Recently, the Directorate of Archives and Archaeology (DAA) has been considering the adaptive reuse of protected monuments. Three heritage sites have been shortlisted. The monuments identified for conservation are located in Naroa, Vichundrem and Cabo de Rama.
What is Adaptive Reuse?
Adaptive reuse is conventionally defined as “the process of adapting old structures for new purposes.”
The DAA has shortlisted 3 sites as follows:
- The 13-14th century Narayandev temple of Vichundrem
- Cabo de Rama fort built by Sunda kings and captured in 18th century by the Portuguese
- 17th century Saptakoteshwar Temple at Naroa
Adaptive reuse of heritage buildings and monuments has become popular in other parts of the world. Governments find it difficult to maintain these heritage buildings as they lack the required machinery. In order to facilitate the retention of a tangible link with the past while revitalizing heritage assets the concept of Adaptive Reuse will be of great help.

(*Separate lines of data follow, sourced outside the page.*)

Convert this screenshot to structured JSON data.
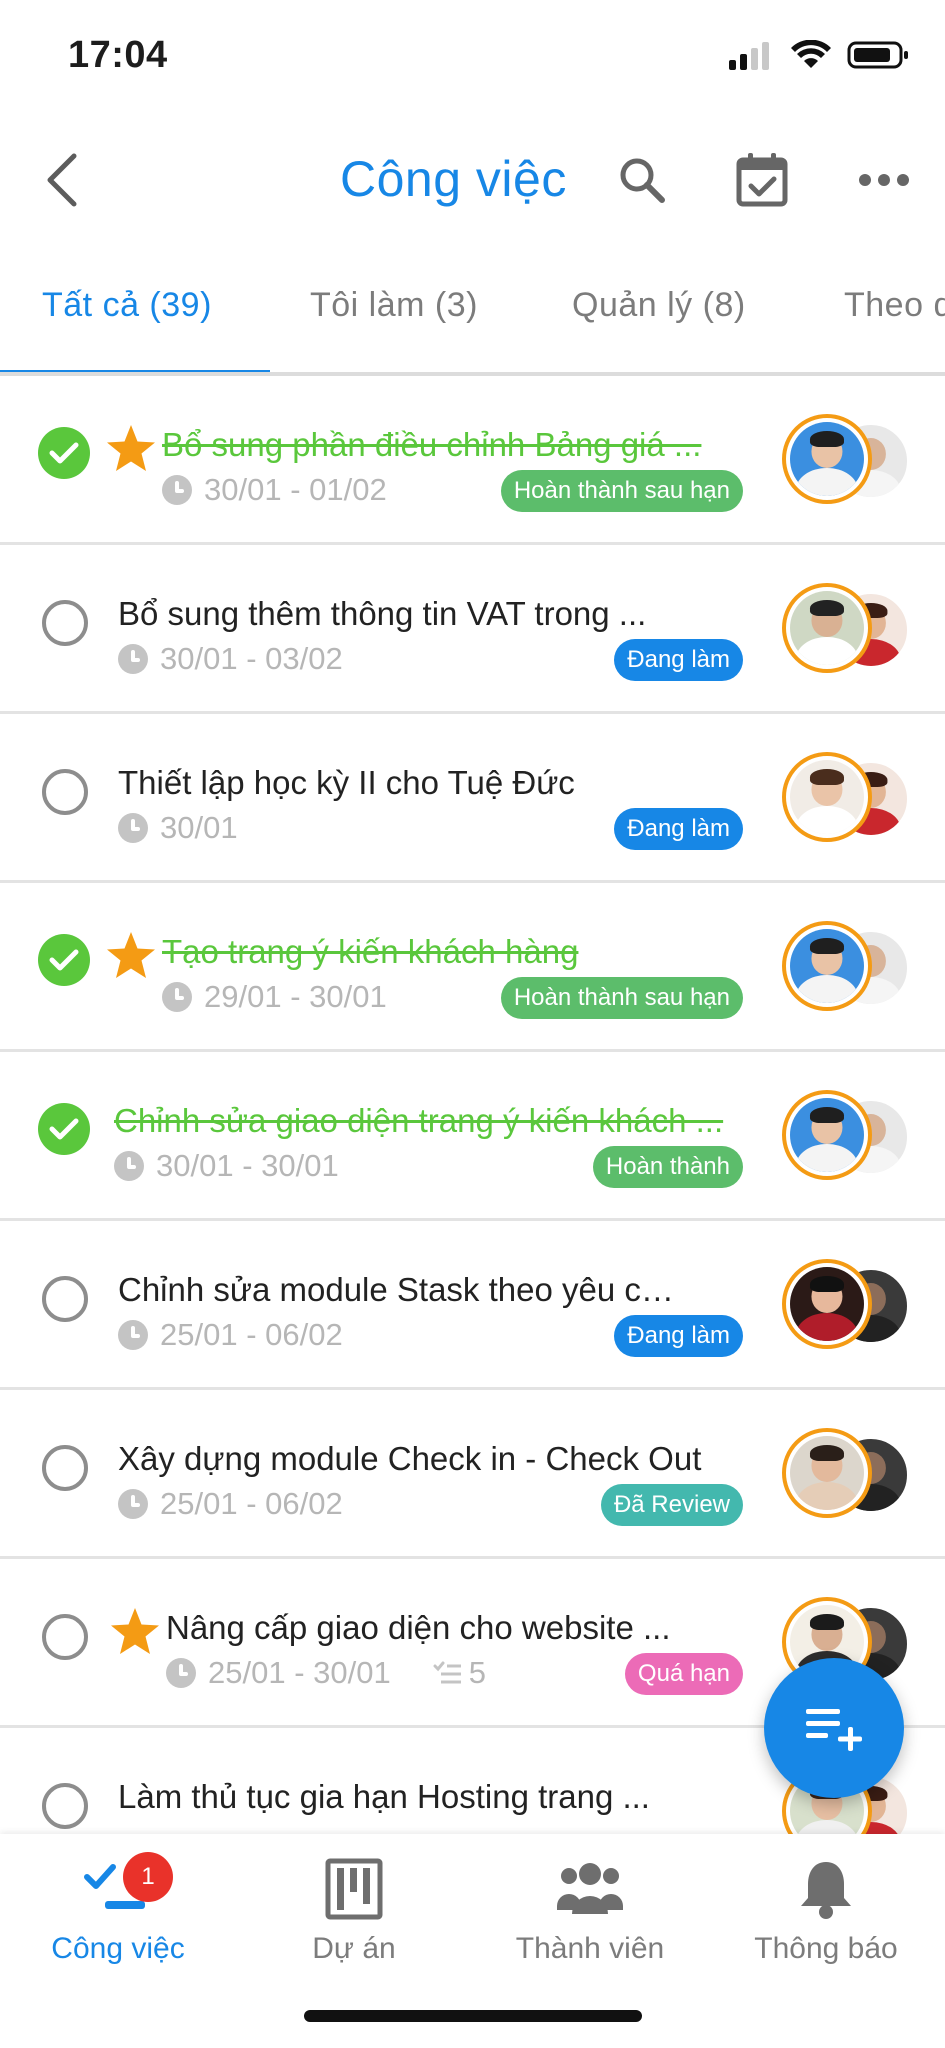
{
  "status_bar": {
    "time": "17:04"
  },
  "header": {
    "title": "Công việc"
  },
  "tabs": [
    {
      "label": "Tất cả (39)",
      "active": true
    },
    {
      "label": "Tôi làm (3)",
      "active": false
    },
    {
      "label": "Quản lý (8)",
      "active": false
    },
    {
      "label": "Theo dõi",
      "active": false
    }
  ],
  "tasks": [
    {
      "title": "Bổ sung phần điều chỉnh Bảng giá ...",
      "date": "30/01 - 01/02",
      "status": "Hoàn thành sau hạn",
      "done": true,
      "starred": true
    },
    {
      "title": "Bổ sung thêm thông tin VAT trong ...",
      "date": "30/01 - 03/02",
      "status": "Đang làm",
      "done": false,
      "starred": false
    },
    {
      "title": "Thiết lập học kỳ II cho Tuệ Đức",
      "date": "30/01",
      "status": "Đang làm",
      "done": false,
      "starred": false
    },
    {
      "title": "Tạo trang ý kiến khách hàng",
      "date": "29/01 - 30/01",
      "status": "Hoàn thành sau hạn",
      "done": true,
      "starred": true
    },
    {
      "title": "Chỉnh sửa giao diện trang ý kiến khách ...",
      "date": "30/01 - 30/01",
      "status": "Hoàn thành",
      "done": true,
      "starred": false
    },
    {
      "title": "Chỉnh sửa module Stask theo yêu cầu ...",
      "date": "25/01 - 06/02",
      "status": "Đang làm",
      "done": false,
      "starred": false
    },
    {
      "title": "Xây dựng module Check in - Check Out",
      "date": "25/01 - 06/02",
      "status": "Đã Review",
      "done": false,
      "starred": false
    },
    {
      "title": "Nâng cấp giao diện cho website ...",
      "date": "25/01 - 30/01",
      "subtasks": "5",
      "status": "Quá hạn",
      "done": false,
      "starred": true
    },
    {
      "title": "Làm thủ tục gia hạn Hosting trang ...",
      "date": "",
      "status": "",
      "done": false,
      "starred": false
    }
  ],
  "colors": {
    "accent": "#1787e6",
    "done_green": "#5ac73c",
    "badge_green": "#5cbd6b",
    "badge_blue": "#1787e6",
    "badge_teal": "#43b8ae",
    "badge_pink": "#ec6bb7",
    "avatar_ring": "#f49b14"
  },
  "bottom_nav": [
    {
      "label": "Công việc",
      "icon": "tasks-icon",
      "active": true,
      "badge": "1"
    },
    {
      "label": "Dự án",
      "icon": "kanban-icon",
      "active": false
    },
    {
      "label": "Thành viên",
      "icon": "members-icon",
      "active": false
    },
    {
      "label": "Thông báo",
      "icon": "bell-icon",
      "active": false
    }
  ]
}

Due to the lack of technical expertise, manpower, among other problems, the DAA is also planning to engage private agencies who have carried out restoration projects in India.
Neglected artefacts of Goa
The Directorate of Archives and Archaeology has a big list of 51 monuments that need maintenance, scattered across Goa and neglected for long periods of time. This is largely due to the fact that successive governments lacked political will to seriously pursue conservation. After the department invited bids from private agencies with conservation expertise in the field, a total of nine, including three from Goa, have shown interest in taking up the projects for restoration and adaptive reuse.
The Goa government recently constituted an expert committee headed by Ashish K Sinai Rege, principal of Goa College of Architecture, Panaji, as chairman, to scrutinize the technical aspects of the bids received by DAA to pursue the conservation work of the selected and protected monuments.
Image Credit: Forts of Goa, Ruins of Cabo de Rama Fort